It's Official: Dark Mode for Chrome has Arrived on Mac

MacBook users who prefer Google's Chrome browser over Safari can now browse in dark mode.

Chrome 73, the latest update to the leading web browser, brings a number of new features but the standout improvement is a native dark mode. Google first announced dark mode for Chrome last month, and soon after released several new themes that allow you to change the browser color from white to black, yellow, blue, rose pink and other hues. These themes changed the color of the menu bars and interface along with the default Google search home page. 

MORE: How to Get Chrome's New Themes (Including Dark Mode)

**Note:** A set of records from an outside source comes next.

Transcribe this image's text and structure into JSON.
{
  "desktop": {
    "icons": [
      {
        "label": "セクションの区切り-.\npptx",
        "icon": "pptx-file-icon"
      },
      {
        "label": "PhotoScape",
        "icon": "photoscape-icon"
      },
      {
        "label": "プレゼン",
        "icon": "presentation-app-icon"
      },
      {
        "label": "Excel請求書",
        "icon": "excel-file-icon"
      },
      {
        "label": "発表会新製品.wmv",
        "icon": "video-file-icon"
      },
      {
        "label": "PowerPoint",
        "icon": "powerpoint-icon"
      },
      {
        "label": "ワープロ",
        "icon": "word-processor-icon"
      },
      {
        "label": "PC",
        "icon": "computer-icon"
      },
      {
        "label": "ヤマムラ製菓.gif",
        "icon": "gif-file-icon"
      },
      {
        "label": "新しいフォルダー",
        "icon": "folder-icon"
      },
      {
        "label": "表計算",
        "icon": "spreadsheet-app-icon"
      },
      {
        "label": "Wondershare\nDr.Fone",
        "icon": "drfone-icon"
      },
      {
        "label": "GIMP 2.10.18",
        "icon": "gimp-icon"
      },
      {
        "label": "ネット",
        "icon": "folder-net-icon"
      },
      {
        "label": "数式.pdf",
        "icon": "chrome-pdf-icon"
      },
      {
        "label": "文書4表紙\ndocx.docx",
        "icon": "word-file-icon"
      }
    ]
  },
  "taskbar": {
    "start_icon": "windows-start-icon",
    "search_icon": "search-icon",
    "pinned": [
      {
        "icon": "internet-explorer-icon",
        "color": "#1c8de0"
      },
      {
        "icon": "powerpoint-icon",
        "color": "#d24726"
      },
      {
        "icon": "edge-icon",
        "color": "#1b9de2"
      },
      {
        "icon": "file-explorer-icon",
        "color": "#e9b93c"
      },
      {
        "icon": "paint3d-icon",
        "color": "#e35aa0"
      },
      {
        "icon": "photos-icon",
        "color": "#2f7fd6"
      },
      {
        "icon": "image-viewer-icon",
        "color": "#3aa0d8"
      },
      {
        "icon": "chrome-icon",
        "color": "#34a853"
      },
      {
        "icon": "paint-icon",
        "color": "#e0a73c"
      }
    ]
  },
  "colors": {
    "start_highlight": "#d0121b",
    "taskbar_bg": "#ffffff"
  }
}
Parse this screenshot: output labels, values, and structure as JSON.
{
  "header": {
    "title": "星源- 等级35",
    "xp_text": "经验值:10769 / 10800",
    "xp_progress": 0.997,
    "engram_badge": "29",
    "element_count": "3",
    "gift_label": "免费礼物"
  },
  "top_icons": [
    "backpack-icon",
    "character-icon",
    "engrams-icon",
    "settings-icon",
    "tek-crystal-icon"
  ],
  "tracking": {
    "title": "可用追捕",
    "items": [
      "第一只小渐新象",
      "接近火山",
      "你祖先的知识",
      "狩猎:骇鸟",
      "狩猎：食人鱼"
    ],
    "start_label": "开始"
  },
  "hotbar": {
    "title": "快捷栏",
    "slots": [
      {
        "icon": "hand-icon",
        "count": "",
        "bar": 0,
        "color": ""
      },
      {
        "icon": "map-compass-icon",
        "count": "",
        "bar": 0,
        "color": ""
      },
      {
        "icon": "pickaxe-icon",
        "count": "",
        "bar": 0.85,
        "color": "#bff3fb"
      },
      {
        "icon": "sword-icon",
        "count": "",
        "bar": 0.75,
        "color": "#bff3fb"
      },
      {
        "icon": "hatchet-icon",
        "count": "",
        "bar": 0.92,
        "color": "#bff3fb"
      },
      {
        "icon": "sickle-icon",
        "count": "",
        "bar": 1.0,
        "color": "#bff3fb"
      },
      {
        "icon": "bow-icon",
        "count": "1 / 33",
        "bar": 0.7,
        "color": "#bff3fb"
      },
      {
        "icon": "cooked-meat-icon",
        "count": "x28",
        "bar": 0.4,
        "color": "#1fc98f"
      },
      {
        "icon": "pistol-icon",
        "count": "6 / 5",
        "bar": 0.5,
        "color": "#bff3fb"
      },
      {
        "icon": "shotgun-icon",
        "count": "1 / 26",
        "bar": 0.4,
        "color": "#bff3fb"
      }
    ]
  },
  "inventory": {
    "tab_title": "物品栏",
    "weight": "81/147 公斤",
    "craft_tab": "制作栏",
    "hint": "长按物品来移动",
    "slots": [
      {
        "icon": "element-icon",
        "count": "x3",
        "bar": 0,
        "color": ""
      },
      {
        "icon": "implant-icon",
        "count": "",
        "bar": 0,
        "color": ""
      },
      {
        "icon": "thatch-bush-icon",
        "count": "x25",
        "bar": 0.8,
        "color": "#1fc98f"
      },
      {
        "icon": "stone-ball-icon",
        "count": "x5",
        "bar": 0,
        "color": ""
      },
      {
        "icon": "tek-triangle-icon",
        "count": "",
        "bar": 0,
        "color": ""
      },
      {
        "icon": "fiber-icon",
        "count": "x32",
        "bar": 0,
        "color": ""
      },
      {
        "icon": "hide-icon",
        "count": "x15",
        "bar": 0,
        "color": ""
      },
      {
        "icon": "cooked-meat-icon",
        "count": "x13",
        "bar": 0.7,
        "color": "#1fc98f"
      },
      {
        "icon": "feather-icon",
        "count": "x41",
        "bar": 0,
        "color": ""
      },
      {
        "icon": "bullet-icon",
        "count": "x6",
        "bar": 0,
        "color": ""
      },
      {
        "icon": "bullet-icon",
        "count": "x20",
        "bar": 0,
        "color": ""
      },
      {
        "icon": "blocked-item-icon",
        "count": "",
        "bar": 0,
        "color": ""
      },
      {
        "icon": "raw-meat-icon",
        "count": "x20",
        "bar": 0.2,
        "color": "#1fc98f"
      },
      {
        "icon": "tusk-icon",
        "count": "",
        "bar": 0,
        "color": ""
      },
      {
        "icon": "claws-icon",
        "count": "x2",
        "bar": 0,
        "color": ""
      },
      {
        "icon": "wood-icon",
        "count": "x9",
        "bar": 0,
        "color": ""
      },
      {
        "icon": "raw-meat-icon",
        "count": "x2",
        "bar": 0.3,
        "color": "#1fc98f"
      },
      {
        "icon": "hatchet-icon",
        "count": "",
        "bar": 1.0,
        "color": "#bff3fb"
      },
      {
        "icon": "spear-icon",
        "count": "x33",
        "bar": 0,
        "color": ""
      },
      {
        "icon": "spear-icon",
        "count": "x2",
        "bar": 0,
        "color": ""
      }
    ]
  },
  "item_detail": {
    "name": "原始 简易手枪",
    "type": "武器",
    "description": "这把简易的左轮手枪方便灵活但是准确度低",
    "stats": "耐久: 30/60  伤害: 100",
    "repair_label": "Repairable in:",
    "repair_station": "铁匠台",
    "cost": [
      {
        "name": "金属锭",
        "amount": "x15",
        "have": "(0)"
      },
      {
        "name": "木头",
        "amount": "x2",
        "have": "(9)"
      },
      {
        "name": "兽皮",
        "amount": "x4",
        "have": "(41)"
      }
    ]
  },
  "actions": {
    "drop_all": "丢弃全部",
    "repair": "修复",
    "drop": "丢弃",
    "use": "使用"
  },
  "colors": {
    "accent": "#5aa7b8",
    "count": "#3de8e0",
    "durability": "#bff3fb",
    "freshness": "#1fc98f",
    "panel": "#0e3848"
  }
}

Now, with its official release, dark mode for Chrome will automatically activate whenever macOS' native dark mode setting is enabled on your computer. You also have the option to turn the mode on permanently if you want to use it for Chrome but keep your device's operating system on the default "light" theme. A few widely reported benefits of using dark mode include reduced eye strain, longer battery life for your device and even improved sleep. Those are just a few of the reasons we've seen the new color scheme adopted across operating systems, browsers and social media sites in recent months. 

If you prefer a lighter or more cheerful color for Chrome, you can still use Google's themes, although these won't adapt to your OS settings like the official dark mode. 

Dark mode for Chrome is currently only supported on macOS, not Windows 10. However, we wouldn't be surprised if Google brought a built-in dark mode to Windows later this year.

Phillip Tracy

Phillip Tracy is the assistant managing editor at Laptop Mag where he reviews laptops, phones and other gadgets while covering the latest industry news. After graduating with a journalism degree from the University of Texas at Austin, Phillip became a tech reporter at the Daily Dot. There, he wrote reviews for a range of gadgets and covered everything from social media trends to cybersecurity. Prior to that, he wrote for RCR Wireless News covering 5G and IoT. When he's not tinkering with devices, you can find Phillip playing video games, reading, traveling or watching soccer.